Member Profile: Elliott Grant, CEO Mineral (an Alphabet company)

Elliott Grant

Elliott Grant is an entrepreneurial leader focused on tackling ‘wicked hard’ problems with elegant solutions, and building teams that are enduring, impactful, and positive.

He has 20+ years experience innovating in agtech, foodtech, food safety, nutrition, supply chain, traceability, authentication, cryptography, ML … and plastic.

We talked to Elliott about his journey from anticounterfeiting technology for semi-conductors into becoming an industry leader in Food and AgTech.

The Beginnings

Elliott grew up in London and read engineering at Cambridge, staying a few extra years to do a PhD in manufacturing engineering.  His proudest achievement?  Probably being captain of the Varsity Fencing team the year Cambridge finally beat Oxford – breaking a 7-year dry spell.

After a 5-year peripatetic stint at McKinsey (SYD, NY, and SF), Elliott married and settled in the Bay Area. One of the questions he most enjoyed exploring at McKinsey was how innovation happens – and it’s been a constant source of curiosity during his career. For example, while Elliott was responsible for factories making billions of plastic bottle tops, he started looking for a novel way to detect counterfeit products. That launched him on a quixotic effort to blend manufacturing with cryptography and cell phone cameras (this was back in 2006 – and cell phone cameras were a novelty). As with any post-rationalized founding story – Elliott claims – success mostly came by accident and serendipity. In trying to build an anticounterfeiting technology for the semiconductor industry, they ended up solving a problem for the food industry instead.  That company ultimately became the world’s leading food traceability provider (HarvestMark) and by the time it was acquired, Elliott had become deeply intrigued by food and agriculture.  Elliott joined the board of the Produce Marketing Association, and led a task force to develop a standard for industry-wide traceability (look for the labels on every carton of produce next time you’re in Costco!).

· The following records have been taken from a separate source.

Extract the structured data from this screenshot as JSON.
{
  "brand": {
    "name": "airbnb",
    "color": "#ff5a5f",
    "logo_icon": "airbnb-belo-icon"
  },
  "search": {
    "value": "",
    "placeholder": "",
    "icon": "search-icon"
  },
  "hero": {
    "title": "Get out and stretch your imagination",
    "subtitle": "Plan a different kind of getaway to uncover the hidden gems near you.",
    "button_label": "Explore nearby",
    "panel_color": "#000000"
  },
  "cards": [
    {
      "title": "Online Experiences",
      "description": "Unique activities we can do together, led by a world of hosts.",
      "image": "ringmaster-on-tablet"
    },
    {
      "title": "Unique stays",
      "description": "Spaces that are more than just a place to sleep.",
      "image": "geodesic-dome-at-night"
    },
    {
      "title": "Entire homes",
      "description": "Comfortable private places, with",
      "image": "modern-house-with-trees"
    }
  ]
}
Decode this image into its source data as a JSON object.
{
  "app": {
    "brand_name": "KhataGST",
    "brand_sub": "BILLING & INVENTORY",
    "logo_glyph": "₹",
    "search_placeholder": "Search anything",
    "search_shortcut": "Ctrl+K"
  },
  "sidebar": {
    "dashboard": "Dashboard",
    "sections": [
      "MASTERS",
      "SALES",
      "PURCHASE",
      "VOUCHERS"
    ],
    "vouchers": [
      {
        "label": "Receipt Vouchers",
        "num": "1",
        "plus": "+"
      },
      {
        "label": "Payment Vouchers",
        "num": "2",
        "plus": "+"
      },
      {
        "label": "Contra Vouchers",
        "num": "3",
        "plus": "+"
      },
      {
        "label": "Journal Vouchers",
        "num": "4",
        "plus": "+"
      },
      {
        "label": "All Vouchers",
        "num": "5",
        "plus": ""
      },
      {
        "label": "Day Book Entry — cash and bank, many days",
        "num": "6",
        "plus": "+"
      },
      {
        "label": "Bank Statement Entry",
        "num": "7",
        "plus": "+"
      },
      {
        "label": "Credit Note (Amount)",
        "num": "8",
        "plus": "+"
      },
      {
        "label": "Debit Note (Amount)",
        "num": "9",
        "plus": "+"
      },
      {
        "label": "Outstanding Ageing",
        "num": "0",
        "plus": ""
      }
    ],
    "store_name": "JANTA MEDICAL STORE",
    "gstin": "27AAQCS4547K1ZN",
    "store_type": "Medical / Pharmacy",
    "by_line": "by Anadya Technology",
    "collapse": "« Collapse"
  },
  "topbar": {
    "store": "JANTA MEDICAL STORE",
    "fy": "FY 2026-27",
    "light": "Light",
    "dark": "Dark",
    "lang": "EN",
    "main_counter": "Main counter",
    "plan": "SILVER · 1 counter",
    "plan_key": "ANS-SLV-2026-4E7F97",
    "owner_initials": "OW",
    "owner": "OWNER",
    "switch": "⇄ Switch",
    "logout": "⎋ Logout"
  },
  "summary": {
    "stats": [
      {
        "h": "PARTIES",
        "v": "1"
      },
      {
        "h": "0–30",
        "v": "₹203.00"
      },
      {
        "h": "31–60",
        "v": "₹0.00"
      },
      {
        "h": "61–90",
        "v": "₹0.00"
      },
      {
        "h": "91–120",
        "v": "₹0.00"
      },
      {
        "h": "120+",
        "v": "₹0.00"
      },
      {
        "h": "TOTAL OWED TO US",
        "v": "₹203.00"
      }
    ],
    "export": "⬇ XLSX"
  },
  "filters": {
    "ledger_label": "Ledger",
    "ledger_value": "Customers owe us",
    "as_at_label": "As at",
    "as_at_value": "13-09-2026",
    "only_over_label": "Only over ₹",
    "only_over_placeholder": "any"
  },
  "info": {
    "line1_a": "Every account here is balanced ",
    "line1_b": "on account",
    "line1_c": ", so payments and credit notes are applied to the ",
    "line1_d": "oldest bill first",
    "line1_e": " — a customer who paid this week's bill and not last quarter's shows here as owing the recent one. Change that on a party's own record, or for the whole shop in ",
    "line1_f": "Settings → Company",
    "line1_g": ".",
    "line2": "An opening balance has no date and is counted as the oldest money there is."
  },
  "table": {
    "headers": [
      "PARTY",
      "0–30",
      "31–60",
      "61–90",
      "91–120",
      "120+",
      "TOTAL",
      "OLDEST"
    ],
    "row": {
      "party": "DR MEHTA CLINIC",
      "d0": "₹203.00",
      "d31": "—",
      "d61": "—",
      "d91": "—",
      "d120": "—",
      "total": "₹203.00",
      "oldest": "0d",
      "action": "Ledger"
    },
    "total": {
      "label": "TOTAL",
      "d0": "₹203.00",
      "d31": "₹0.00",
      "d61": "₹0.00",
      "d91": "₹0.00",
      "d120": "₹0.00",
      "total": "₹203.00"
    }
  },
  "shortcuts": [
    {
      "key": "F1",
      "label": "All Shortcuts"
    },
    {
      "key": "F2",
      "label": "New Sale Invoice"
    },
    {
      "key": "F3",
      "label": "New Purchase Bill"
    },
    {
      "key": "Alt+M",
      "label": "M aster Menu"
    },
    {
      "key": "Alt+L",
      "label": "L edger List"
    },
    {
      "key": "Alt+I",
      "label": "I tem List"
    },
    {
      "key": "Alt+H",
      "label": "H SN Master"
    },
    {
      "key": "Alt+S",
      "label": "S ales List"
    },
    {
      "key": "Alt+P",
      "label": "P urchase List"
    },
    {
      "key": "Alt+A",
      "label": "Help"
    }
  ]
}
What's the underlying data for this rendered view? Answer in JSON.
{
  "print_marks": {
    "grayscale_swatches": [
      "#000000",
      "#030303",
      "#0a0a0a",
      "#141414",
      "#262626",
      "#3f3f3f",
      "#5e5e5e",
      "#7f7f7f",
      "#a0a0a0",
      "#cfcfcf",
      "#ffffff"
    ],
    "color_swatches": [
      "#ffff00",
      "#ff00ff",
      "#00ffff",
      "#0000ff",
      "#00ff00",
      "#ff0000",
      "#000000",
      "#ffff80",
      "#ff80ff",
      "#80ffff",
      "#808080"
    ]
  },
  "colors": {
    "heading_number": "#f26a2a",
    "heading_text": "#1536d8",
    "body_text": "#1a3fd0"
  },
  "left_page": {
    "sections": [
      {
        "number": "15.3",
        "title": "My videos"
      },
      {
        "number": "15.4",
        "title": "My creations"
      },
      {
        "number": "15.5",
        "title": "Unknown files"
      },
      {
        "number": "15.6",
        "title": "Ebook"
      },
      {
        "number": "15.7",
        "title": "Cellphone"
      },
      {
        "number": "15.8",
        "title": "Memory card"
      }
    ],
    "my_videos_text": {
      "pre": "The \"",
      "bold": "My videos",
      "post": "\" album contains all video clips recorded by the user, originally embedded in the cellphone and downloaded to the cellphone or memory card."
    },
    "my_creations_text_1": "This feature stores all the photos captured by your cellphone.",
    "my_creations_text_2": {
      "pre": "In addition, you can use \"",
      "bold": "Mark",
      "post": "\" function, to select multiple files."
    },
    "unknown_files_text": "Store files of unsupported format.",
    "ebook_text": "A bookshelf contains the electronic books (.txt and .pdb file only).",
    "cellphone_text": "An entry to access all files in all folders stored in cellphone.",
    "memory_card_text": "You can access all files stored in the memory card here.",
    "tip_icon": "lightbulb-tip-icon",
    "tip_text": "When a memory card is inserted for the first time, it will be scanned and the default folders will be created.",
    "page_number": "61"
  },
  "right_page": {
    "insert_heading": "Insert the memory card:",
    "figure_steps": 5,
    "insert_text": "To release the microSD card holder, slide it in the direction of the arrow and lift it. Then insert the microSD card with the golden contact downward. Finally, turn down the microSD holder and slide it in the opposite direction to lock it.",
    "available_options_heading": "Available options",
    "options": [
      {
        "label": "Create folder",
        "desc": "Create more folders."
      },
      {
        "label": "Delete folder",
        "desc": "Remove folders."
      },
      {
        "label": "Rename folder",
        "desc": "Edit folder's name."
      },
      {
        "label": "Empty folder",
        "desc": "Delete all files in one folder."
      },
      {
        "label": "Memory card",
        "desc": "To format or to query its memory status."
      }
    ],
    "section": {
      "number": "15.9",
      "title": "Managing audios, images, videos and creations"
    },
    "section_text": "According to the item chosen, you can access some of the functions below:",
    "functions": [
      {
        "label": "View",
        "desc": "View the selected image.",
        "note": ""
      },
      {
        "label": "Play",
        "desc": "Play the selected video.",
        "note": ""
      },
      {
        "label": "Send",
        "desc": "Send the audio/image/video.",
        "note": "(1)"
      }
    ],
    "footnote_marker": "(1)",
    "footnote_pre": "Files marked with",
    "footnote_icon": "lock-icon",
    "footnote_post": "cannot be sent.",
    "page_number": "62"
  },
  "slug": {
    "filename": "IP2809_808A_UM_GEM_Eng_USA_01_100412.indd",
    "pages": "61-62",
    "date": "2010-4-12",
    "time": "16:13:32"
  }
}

Elliott’s next gig was as CEO of a personalized nutrition company – ShopWell – that aimed to help us all make better choices at the grocery store.  After selling that company, an old friend working at Google’s X division (and GBx-er, Julian Green) called.  He said they were looking for someone to lead an agriculture project, and perhaps Elliott would be interested.

X, The Moonshot Factory

X is famously secretive. In fact, during the interview process they wouldn’t tell Elliott any details about the project for which he was being interviewed.  It didn’t matter – having studied legendary innovation labs like Lockheed’s Skunk Works, Xerox PARC and AT&T’s Bell Labs – X was exactly the place he wanted to work.  X’s secrecy isn’t primarily to stop people copying its ideas – it’s to create an environment in which employees can try things without worrying that a failure will become a public embarrassment.  X blends diverse technical disciplines with just the right amount of chaos and serendipity to stimulate breakthrough ideas – confined by a light touch process that filters out most ideas while incubating those that could become meaningfully impactful.  Elliott had the opportunity to shepherd a project from inception all the way through to graduation into an Alphabet company focused on applying AI to the challenges of sustainable agriculture: Mineral.

The Future: AI & Agriculture

Elliott has dedicated his career to bringing innovations into food and agriculture, out of a sincere belief in the importance and impact of this industry on the health of the planet and everyone on it.  There are few other industries that each of us interacts with multiple times a day. Food production has an outsized environmental impact. Food is being majorly affected by climate change, and must dramatically increase productivity to feed a growing population without further degrading precious resources like soil, water, biodiversity and forests.  Elliott has also found the people who work in food production to be earnest and passionate about their work and contribution – and they often choose to stay in the industry for their whole careers.

The intersection of AI and agriculture, is an area that Elliott is particularly interested in.  The complexity and diversity of food production lends itself especially well to the strengths of AI. He’s excited to see what will happen over the next few years in domains like robotics and autonomy, genomic prediction, and AI-powered advisors and helpers.

In Elliott’s view, the great uncertainties facing founders in AI are: the breakneck pace of improvement of AI models, the monetisation of the business, and the availability of high quality, diverse, unique training data. That’s coupled with the still-to-be-determined challenges of privacy, ethics, and regulation.

Parting Book Recommendations

There are a few business books I dip back into.  My favorite is “Co-Opetition” by Brandenburger and Nalebuff – it’s about game theory, but uses relatable stories (not lots of equations) to explain it. “The Innovator’s Dilemma” by Clayton Christensen is another that has influenced my thinking, and that I re-read occasionally.


Edited by Chiara Benn